Description of the task
Only one number is expected here, namely how many lines of the entries below hold the string "glyph".

Start of Recorded data

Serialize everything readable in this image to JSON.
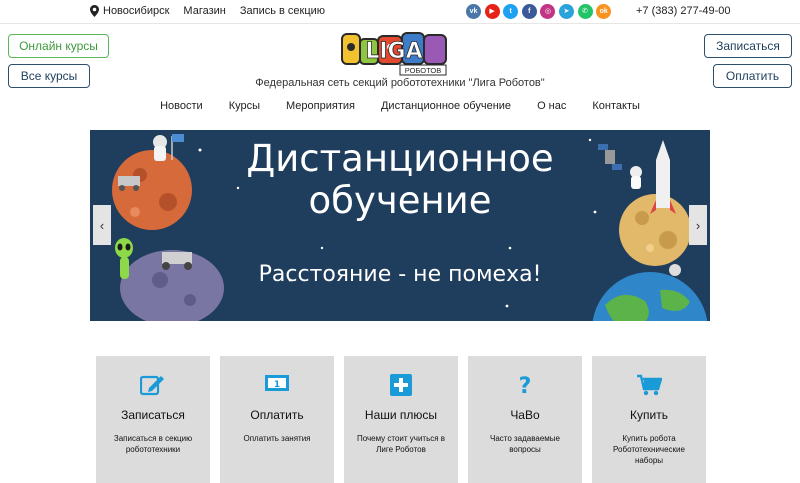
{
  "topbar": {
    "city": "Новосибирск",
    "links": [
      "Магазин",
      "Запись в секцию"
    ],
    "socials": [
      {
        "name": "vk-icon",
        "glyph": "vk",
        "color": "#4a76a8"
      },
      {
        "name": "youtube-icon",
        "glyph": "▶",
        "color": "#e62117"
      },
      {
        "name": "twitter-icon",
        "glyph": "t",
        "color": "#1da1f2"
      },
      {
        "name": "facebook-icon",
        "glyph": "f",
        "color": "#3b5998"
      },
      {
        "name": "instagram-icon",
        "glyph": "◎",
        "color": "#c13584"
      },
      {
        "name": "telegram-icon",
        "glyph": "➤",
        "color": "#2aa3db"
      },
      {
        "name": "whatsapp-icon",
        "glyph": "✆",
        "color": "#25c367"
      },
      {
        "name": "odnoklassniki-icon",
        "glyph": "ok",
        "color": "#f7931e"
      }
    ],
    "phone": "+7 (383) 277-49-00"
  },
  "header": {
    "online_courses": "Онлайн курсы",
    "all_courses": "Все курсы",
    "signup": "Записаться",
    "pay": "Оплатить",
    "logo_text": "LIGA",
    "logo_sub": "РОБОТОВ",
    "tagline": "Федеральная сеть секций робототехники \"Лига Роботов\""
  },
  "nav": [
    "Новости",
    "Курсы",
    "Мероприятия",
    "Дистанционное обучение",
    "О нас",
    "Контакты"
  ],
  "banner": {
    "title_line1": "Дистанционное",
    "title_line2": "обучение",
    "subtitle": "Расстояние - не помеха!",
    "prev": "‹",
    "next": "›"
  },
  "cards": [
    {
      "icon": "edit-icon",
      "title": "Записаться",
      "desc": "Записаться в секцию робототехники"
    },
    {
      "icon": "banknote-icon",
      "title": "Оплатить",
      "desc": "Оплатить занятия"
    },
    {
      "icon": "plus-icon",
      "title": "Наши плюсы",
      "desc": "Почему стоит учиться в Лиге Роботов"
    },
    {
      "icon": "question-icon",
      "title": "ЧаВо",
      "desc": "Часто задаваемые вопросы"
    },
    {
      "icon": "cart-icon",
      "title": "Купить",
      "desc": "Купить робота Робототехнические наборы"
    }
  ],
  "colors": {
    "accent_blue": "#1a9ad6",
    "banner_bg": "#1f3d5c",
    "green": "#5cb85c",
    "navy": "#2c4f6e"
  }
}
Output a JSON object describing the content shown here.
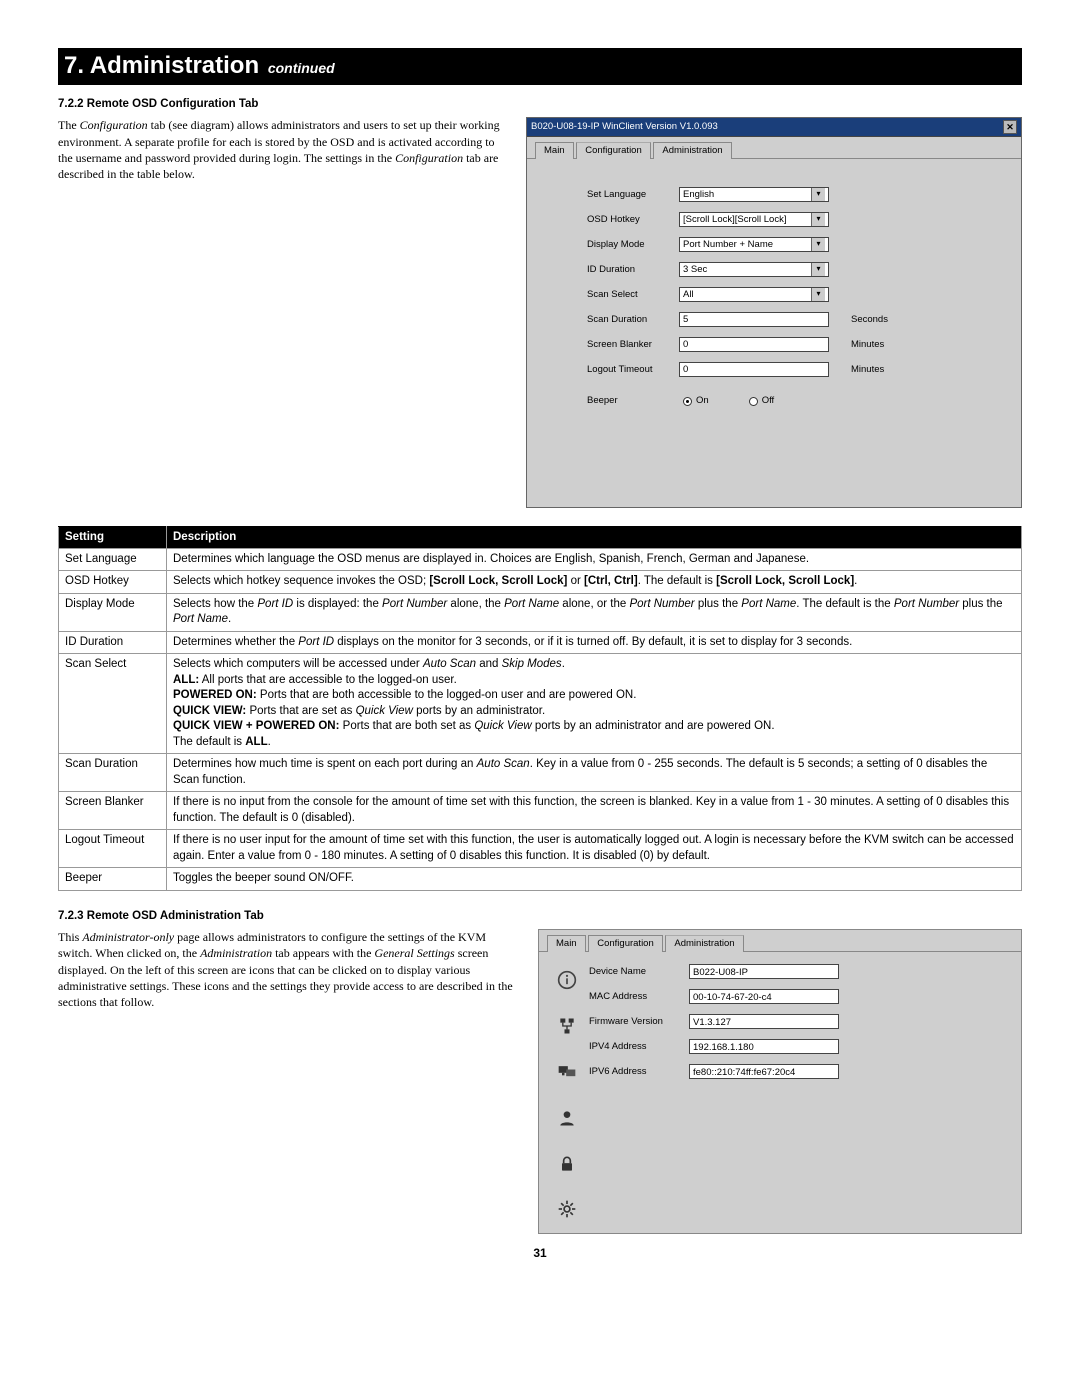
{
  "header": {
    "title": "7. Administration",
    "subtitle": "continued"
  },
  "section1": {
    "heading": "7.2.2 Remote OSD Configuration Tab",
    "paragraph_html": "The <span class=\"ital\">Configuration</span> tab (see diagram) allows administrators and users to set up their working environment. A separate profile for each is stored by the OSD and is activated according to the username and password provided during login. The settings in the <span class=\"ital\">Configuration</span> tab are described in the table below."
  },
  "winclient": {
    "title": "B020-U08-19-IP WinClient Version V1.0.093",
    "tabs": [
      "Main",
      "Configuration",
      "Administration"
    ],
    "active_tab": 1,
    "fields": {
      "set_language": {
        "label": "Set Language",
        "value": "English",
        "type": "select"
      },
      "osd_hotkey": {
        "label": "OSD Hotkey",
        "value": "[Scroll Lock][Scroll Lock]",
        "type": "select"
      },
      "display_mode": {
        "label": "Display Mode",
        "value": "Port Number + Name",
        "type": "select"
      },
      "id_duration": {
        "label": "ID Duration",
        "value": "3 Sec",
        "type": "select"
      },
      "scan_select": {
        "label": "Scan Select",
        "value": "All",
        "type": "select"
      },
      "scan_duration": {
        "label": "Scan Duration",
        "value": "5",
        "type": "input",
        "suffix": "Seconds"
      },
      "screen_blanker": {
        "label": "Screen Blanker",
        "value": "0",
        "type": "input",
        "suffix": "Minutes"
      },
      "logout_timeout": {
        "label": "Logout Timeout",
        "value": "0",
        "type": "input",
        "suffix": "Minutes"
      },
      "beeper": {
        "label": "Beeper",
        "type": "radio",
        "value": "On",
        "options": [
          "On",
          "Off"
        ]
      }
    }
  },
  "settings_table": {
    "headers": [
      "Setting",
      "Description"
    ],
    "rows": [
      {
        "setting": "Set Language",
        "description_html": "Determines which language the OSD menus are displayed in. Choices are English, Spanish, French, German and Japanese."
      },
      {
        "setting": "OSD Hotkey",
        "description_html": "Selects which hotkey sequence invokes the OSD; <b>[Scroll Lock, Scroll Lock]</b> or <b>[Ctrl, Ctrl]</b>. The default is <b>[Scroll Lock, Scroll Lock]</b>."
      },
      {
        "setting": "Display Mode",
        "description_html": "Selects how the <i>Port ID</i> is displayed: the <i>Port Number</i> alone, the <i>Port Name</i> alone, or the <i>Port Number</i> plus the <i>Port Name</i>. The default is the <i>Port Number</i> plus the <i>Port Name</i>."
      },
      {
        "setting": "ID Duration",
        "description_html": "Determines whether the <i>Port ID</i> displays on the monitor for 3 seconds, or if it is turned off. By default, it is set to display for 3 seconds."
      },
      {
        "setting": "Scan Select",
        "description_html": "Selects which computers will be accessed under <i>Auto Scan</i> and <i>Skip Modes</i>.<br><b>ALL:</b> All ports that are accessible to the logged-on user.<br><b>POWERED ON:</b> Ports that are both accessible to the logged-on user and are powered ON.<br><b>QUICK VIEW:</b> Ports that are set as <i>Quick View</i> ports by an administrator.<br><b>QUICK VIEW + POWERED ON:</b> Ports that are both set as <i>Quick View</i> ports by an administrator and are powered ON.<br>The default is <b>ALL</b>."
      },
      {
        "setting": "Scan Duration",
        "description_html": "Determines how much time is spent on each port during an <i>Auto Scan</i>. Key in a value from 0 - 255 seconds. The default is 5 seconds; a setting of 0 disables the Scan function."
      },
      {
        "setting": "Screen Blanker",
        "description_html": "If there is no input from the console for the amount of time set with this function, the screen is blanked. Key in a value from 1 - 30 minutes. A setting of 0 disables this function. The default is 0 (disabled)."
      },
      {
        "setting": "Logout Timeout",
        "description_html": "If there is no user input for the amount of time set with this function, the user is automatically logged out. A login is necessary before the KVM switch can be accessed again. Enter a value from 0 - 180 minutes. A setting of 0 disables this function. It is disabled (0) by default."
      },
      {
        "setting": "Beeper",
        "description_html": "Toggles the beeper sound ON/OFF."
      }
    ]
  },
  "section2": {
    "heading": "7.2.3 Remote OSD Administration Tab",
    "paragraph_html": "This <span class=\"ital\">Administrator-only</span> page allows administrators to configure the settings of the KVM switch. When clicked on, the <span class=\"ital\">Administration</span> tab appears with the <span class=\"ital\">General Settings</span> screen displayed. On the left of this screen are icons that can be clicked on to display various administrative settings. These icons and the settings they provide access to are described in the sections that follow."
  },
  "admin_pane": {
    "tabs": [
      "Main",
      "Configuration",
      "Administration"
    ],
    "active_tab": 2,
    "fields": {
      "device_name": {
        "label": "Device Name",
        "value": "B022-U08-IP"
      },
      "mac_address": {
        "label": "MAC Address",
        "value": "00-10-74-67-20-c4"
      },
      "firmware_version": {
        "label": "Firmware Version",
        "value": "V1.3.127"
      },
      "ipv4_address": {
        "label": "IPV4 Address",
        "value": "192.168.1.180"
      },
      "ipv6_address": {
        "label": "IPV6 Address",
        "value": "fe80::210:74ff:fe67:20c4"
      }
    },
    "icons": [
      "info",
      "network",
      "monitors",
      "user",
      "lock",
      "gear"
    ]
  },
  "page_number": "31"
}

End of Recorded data

Your solution
8